Records provided.
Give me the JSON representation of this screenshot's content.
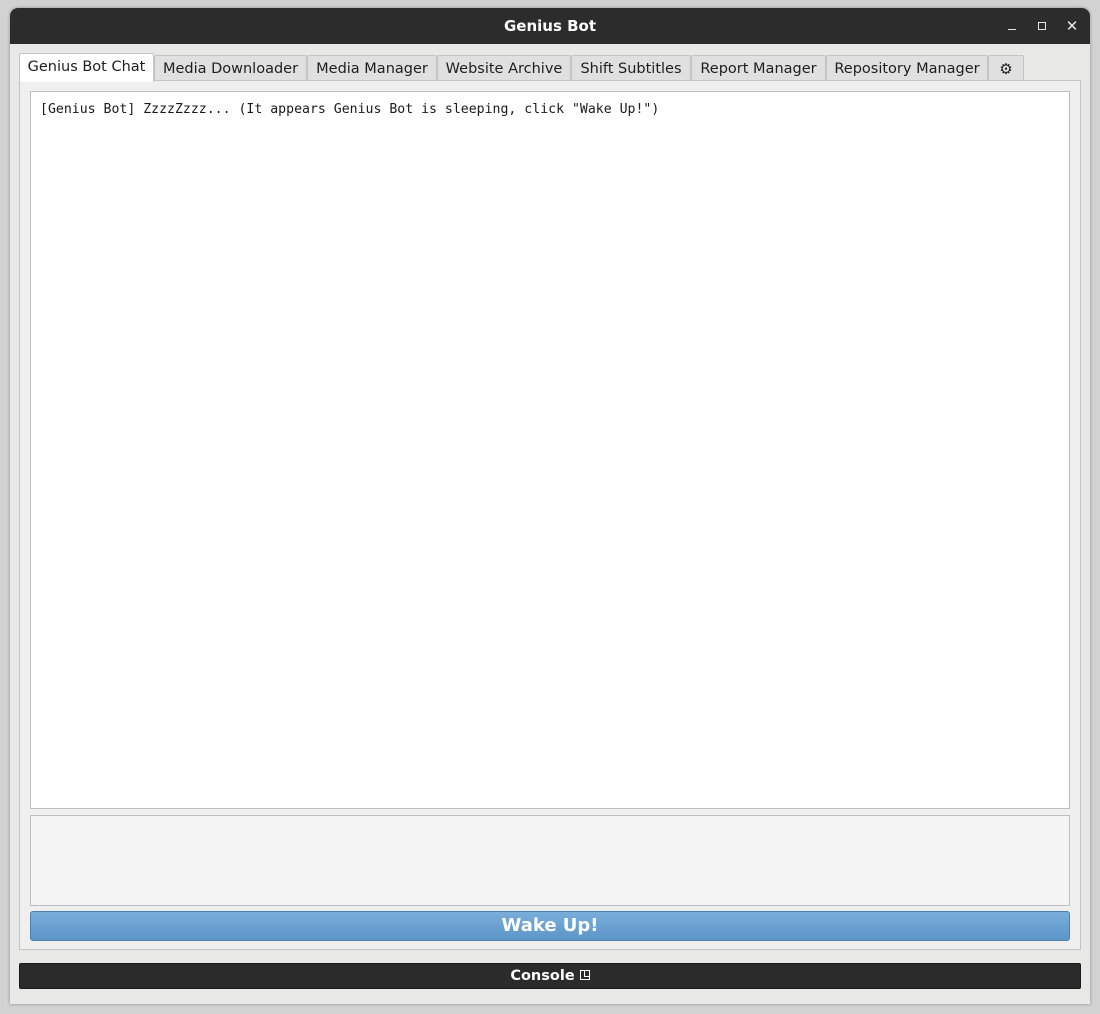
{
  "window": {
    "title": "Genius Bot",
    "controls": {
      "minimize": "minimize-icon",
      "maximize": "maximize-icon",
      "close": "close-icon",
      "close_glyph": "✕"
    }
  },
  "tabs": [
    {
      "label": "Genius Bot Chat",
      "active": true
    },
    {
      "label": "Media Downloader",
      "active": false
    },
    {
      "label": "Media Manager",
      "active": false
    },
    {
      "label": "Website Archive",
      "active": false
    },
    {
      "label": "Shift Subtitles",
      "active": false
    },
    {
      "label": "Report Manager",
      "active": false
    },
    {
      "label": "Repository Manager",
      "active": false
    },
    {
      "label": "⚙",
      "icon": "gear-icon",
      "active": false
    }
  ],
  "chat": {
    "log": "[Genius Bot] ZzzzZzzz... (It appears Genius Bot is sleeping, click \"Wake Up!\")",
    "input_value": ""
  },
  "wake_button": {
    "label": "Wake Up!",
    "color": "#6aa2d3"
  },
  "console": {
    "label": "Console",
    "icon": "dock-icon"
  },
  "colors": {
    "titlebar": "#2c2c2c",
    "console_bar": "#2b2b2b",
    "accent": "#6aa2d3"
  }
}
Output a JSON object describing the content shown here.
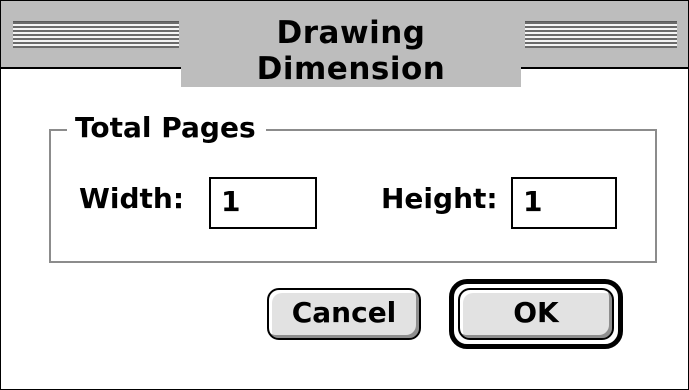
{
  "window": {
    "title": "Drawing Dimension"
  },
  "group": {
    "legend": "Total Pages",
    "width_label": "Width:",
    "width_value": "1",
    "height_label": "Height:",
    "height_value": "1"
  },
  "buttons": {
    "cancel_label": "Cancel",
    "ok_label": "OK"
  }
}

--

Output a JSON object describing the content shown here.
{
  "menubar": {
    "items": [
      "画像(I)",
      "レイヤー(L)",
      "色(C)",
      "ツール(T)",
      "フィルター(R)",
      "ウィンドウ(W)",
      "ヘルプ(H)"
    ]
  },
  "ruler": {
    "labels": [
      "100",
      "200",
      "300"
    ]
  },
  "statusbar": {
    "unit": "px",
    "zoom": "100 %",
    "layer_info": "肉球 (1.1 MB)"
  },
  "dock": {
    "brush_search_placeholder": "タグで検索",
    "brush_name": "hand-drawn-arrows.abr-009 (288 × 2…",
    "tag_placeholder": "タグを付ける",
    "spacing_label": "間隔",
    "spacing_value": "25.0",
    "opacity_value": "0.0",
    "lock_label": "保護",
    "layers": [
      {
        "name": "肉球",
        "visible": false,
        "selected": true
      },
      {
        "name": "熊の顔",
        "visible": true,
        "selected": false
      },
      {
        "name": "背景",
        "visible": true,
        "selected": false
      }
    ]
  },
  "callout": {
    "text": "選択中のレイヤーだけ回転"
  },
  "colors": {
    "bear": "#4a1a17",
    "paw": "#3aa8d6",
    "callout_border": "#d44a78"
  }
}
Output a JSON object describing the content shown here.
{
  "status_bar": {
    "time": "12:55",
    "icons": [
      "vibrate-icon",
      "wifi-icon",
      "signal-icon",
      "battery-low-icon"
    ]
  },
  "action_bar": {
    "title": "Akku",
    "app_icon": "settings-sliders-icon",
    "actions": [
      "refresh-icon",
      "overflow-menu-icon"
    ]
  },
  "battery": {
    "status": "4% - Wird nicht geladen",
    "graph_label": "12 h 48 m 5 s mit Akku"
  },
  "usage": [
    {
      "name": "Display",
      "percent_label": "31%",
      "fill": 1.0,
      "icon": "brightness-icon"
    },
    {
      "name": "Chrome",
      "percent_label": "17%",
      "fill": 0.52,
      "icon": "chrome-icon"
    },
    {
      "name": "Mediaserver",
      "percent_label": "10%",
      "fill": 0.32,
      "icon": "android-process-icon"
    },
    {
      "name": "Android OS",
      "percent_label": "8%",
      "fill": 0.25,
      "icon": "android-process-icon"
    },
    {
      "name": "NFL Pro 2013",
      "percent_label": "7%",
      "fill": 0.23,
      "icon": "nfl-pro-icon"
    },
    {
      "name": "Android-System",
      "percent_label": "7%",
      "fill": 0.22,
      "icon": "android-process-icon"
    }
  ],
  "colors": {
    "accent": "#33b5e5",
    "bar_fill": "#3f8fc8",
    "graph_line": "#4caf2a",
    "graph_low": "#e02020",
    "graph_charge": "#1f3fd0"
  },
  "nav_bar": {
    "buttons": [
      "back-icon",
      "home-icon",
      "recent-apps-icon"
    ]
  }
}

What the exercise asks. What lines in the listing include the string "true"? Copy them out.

Answer space.
      "active": true
        "selected": true
        "visible": true,
        "visible": true,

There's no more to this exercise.